The United States could be heading toward a national emergency as birth rates, which have been on the downturn for years, just hit a record low, The Washington Post reports. While it's too soon to tell what the consequences could be — or if this trend is just a blip — low birthrates have the ability to send tremors through the economy as young people are unable to replace retirees and tax revenue falls.
So what's going on?
According to provisional 2016 population data released by the Centers for Disease Control and Prevention on Friday, the number of births fell 1 percent from a year earlier, bringing the general fertility rate to 62.0 births per 1,000 women ages 15 to 44. The trend is being driven by a decline in birthrates for teens and 20-somethings. The birthrate for women in their 30s and 40s increased — but not enough to make up for the lower numbers in their younger peers. [The Washington Post]
Like most things in life, you can blame this on millennials; many experts fear the generation is less likely to have babies, while others caution that millennials are simply putting off parenthood longer.
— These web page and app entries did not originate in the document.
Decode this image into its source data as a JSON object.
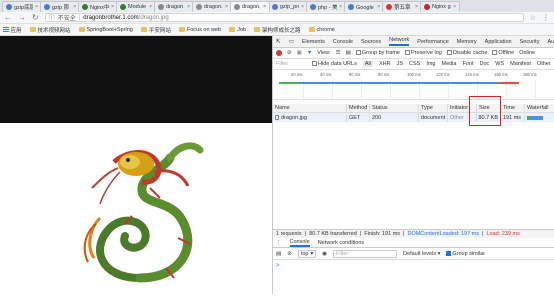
{
  "tabs": [
    {
      "title": "gzip底层",
      "color": "#4a7bd0"
    },
    {
      "title": "gzip 那",
      "color": "#4a7bd0"
    },
    {
      "title": "Nginx中",
      "color": "#2e7d32"
    },
    {
      "title": "Module",
      "color": "#2e7d32"
    },
    {
      "title": "dragon",
      "color": "#8a8a8a"
    },
    {
      "title": "dragon.",
      "color": "#8a8a8a"
    },
    {
      "title": "dragon.jp",
      "color": "#8a8a8a"
    },
    {
      "title": "gzip_pro",
      "color": "#4a7bd0"
    },
    {
      "title": "php - 美",
      "color": "#4a7bd0"
    },
    {
      "title": "Google 翻",
      "color": "#4a7bd0"
    },
    {
      "title": "第五章",
      "color": "#d33"
    },
    {
      "title": "Nginx gzi",
      "color": "#c62828"
    }
  ],
  "address": {
    "insecure": "不安全",
    "host": "dragonbrother.1.com",
    "path": "/dragon.jpg"
  },
  "bookmarks": [
    "应用",
    "技术视频网站",
    "SpringBoot+Spring",
    "平安网站",
    "Focus on web",
    "Job",
    "架构师成长之路",
    "chrome"
  ],
  "devtools": {
    "tabs": [
      "Elements",
      "Console",
      "Sources",
      "Network",
      "Performance",
      "Memory",
      "Application",
      "Security",
      "Audits"
    ],
    "selected_tab": "Network",
    "toolbar": {
      "view": "View:",
      "group_by_frame": "Group by frame",
      "preserve_log": "Preserve log",
      "disable_cache": "Disable cache",
      "offline": "Offline",
      "online": "Online"
    },
    "filter": {
      "placeholder": "Filter",
      "hide_data_urls": "Hide data URLs",
      "types": [
        "All",
        "XHR",
        "JS",
        "CSS",
        "Img",
        "Media",
        "Font",
        "Doc",
        "WS",
        "Manifest",
        "Other"
      ],
      "selected_type": "All"
    },
    "timeline_ticks": [
      "20 ms",
      "40 ms",
      "60 ms",
      "80 ms",
      "100 ms",
      "120 ms",
      "140 ms",
      "160 ms",
      "180 ms"
    ],
    "columns": [
      "Name",
      "Method",
      "Status",
      "Type",
      "Initiator",
      "Size",
      "Time",
      "Waterfall"
    ],
    "row": {
      "name": "dragon.jpg",
      "method": "GET",
      "status": "200",
      "type": "document",
      "initiator": "Other",
      "size": "80.7 KB",
      "time": "191 ms"
    },
    "status_bar": {
      "requests": "1 requests",
      "transferred": "80.7 KB transferred",
      "finish": "Finish: 191 ms",
      "dcl": "DOMContentLoaded: 197 ms",
      "load": "Load: 239 ms"
    },
    "drawer_tabs": [
      "Console",
      "Network conditions"
    ],
    "console": {
      "context": "top",
      "filter_placeholder": "Filter",
      "levels": "Default levels",
      "group_similar": "Group similar",
      "prompt": ">"
    }
  }
}
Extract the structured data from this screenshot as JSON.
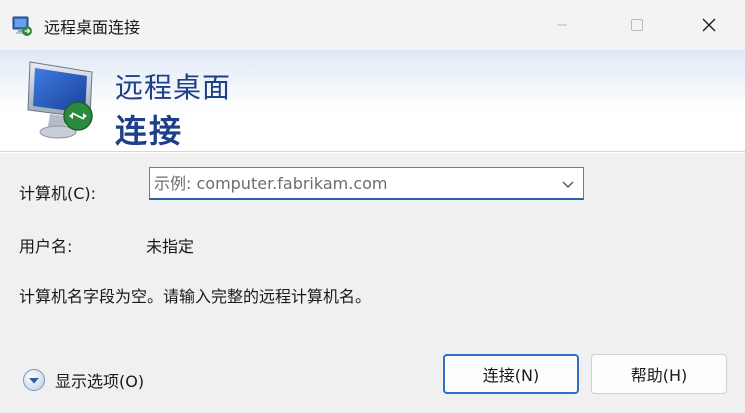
{
  "window": {
    "title": "远程桌面连接"
  },
  "banner": {
    "line1": "远程桌面",
    "line2": "连接"
  },
  "form": {
    "computer_label": "计算机(C):",
    "computer_value": "",
    "computer_placeholder": "示例: computer.fabrikam.com",
    "username_label": "用户名:",
    "username_value": "未指定",
    "message": "计算机名字段为空。请输入完整的远程计算机名。"
  },
  "footer": {
    "show_options_label": "显示选项(O)",
    "connect_label": "连接(N)",
    "help_label": "帮助(H)"
  },
  "colors": {
    "accent": "#2f6fc8",
    "banner_text": "#1e3f8a"
  },
  "icons": {
    "app": "remote-desktop-icon",
    "banner": "remote-desktop-monitor-icon",
    "options": "expand-options-icon",
    "dropdown": "chevron-down-icon"
  }
}
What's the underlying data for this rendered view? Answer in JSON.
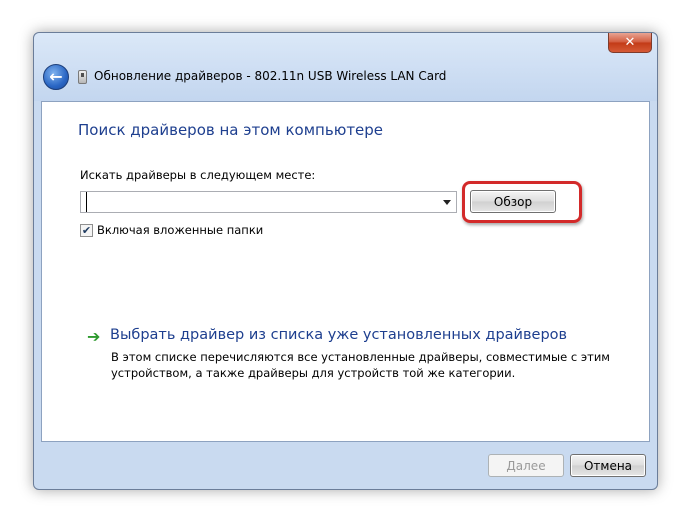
{
  "window": {
    "title": "Обновление драйверов - 802.11n USB Wireless LAN Card",
    "close_glyph": "✕",
    "back_glyph": "←"
  },
  "main": {
    "heading": "Поиск драйверов на этом компьютере",
    "location_label": "Искать драйверы в следующем месте:",
    "path_value": "",
    "browse_label": "Обзор",
    "include_subfolders_label": "Включая вложенные папки",
    "include_subfolders_checked": true,
    "check_glyph": "✔"
  },
  "pick_option": {
    "arrow_glyph": "➔",
    "link_text": "Выбрать драйвер из списка уже установленных драйверов",
    "description": "В этом списке перечисляются все установленные драйверы, совместимые с этим устройством, а также драйверы для устройств той же категории."
  },
  "footer": {
    "next_label": "Далее",
    "cancel_label": "Отмена"
  },
  "colors": {
    "heading_blue": "#1e3f8f",
    "highlight_red": "#d32a2a",
    "arrow_green": "#2e9a2e"
  }
}
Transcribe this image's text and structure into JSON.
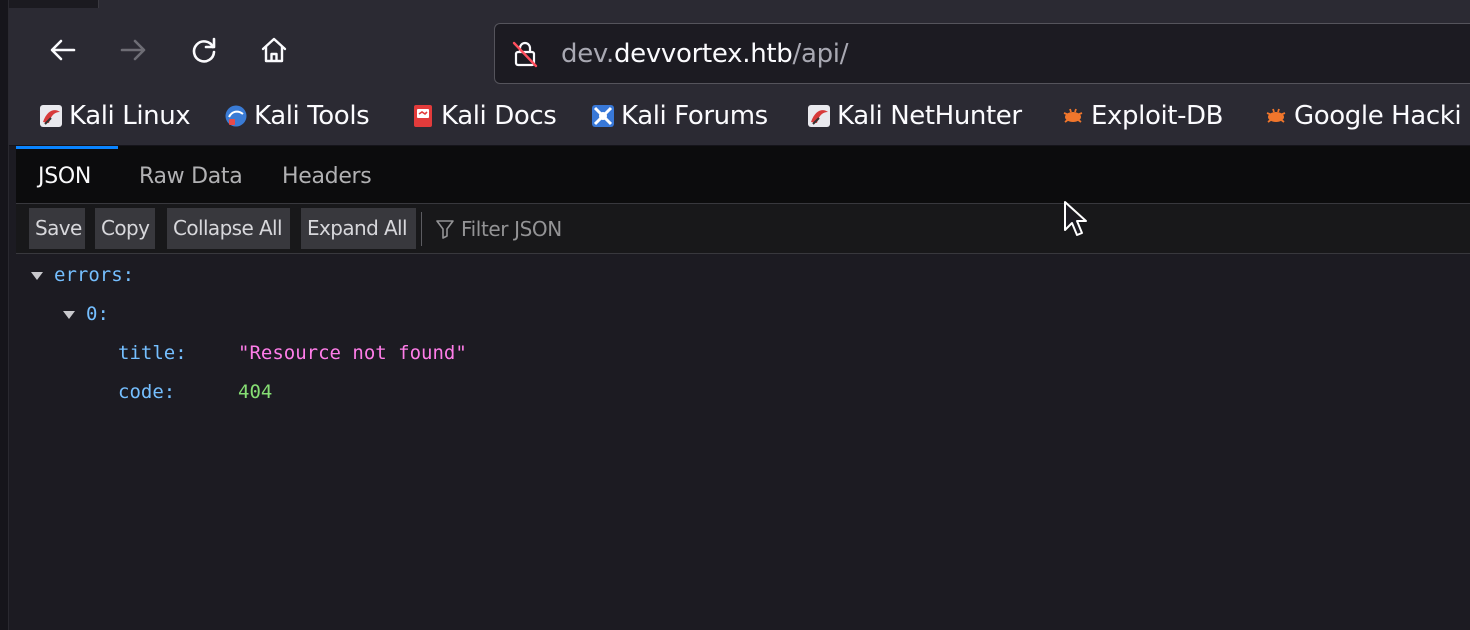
{
  "browser": {
    "url_host_prefix": "dev.",
    "url_host_main": "devvortex.htb",
    "url_path": "/api/",
    "icons": [
      "back-arrow-icon",
      "forward-arrow-icon",
      "reload-icon",
      "home-icon",
      "insecure-lock-icon"
    ]
  },
  "bookmarks": [
    {
      "label": "Kali Linux",
      "icon": "kali-dragon-icon"
    },
    {
      "label": "Kali Tools",
      "icon": "kali-tools-icon"
    },
    {
      "label": "Kali Docs",
      "icon": "kali-docs-icon"
    },
    {
      "label": "Kali Forums",
      "icon": "kali-forums-icon"
    },
    {
      "label": "Kali NetHunter",
      "icon": "kali-dragon-icon"
    },
    {
      "label": "Exploit-DB",
      "icon": "exploit-db-bug-icon"
    },
    {
      "label": "Google Hacki",
      "icon": "exploit-db-bug-icon"
    }
  ],
  "viewer": {
    "tabs": [
      "JSON",
      "Raw Data",
      "Headers"
    ],
    "active_tab": "JSON",
    "toolbar": {
      "save": "Save",
      "copy": "Copy",
      "collapse_all": "Collapse All",
      "expand_all": "Expand All",
      "filter_placeholder": "Filter JSON"
    }
  },
  "json": {
    "root_key": "errors:",
    "index_key": "0:",
    "title_key": "title:",
    "title_value": "\"Resource not found\"",
    "code_key": "code:",
    "code_value": "404"
  },
  "colors": {
    "key": "#75bfff",
    "string": "#ff7de9",
    "number": "#86de74",
    "accent": "#0a84ff"
  }
}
But Donna M. Strobino, a professor at the Johns Hopkins Bloomberg School of Public Health, told The Washington Post that there is another decline, too, that we should be celebrating: teen pregnancies.
"What this is is a trend of women becoming more educated and more mature," Strobino said. "I'm not sure that's bad."